posted on 2022-03-28, 02:56 authored by JA Fish, I Prichard, K Ettridge, EA Grunfeld, Carlene WilsonCarlene Wilson
Objective: Targeted behavioural interventions are needed to address psychosocial factors leading to slower help-seeking for cancer symptoms among men. This study compared the variance in men’s help-seeking intentions explained by the Theory of Planned Behaviour and Health Belief Model. Method: A cross-sectional survey of 127 men was conducted, testing symptom knowledge and theory-derived constructs from the Theory of Planned Behaviour (attitudes, perceived norms, perceived behavioural control) and Health Belief Model (susceptibility, severity, benefits, barriers). The outcome variable was intention to seek help for cancer symptoms. Separate and combined hierarchical regressions tested the relative predictive power of the two models, potential overlap in variance explained, and the most salient constructs within the models. Results: Separate regressions (controlling for age and symptom knowledge) showed each model explained 10–12% variance in men’s help-seeking intentions over and above the adjusted variables. The combined regression indicated symptom knowledge, perceived benefits, and perceived behavioural control were significant predictors of men’s intentions (35% total variance explained). Conclusions: The Theory of Planned Behaviour and Health Belief Model may not be optimal models for explaining men’s help-seeking intentions for cancer symptoms, however, select constructs are important correlates. Future interventions may usefully target symptom knowledge, health beliefs, and control beliefs.

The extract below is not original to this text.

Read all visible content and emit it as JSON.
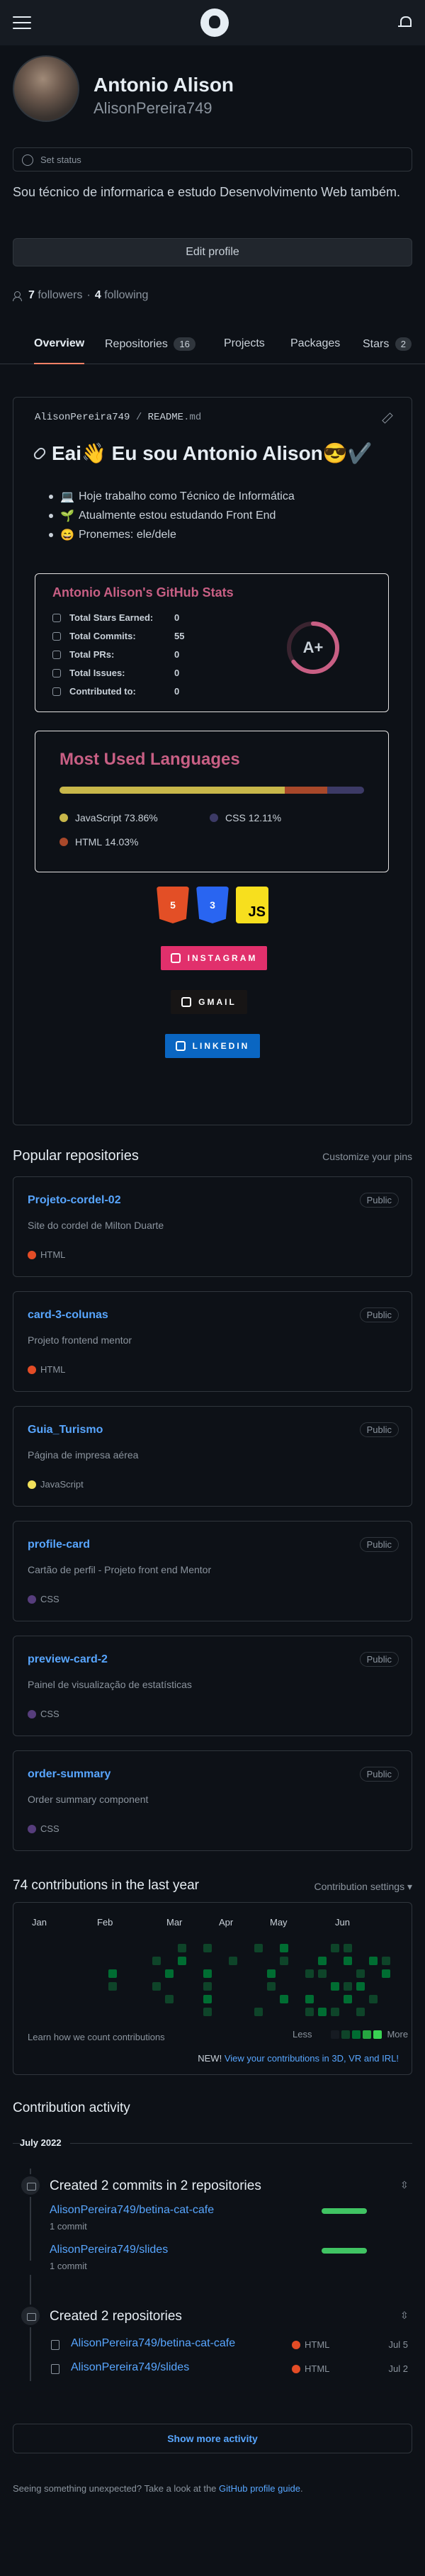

Financial support was provided to the lead author by Flinders University through the Flinders University Research Scholarship and the Australian Government through the Research Training Scheme.


Publication Date



Australian Journal of Psychology






(p. 1-10)


Taylor & Francis



Rights Statement

© 2022 The Author(s). Published by Informa UK Limited, trading as Taylor & Francis Group. This is an Open Access article distributed under the terms of the Creative Commons Attribution License (, which permits unrestricted use, distribution, and reproduction in any medium, provided the original work is properly cited.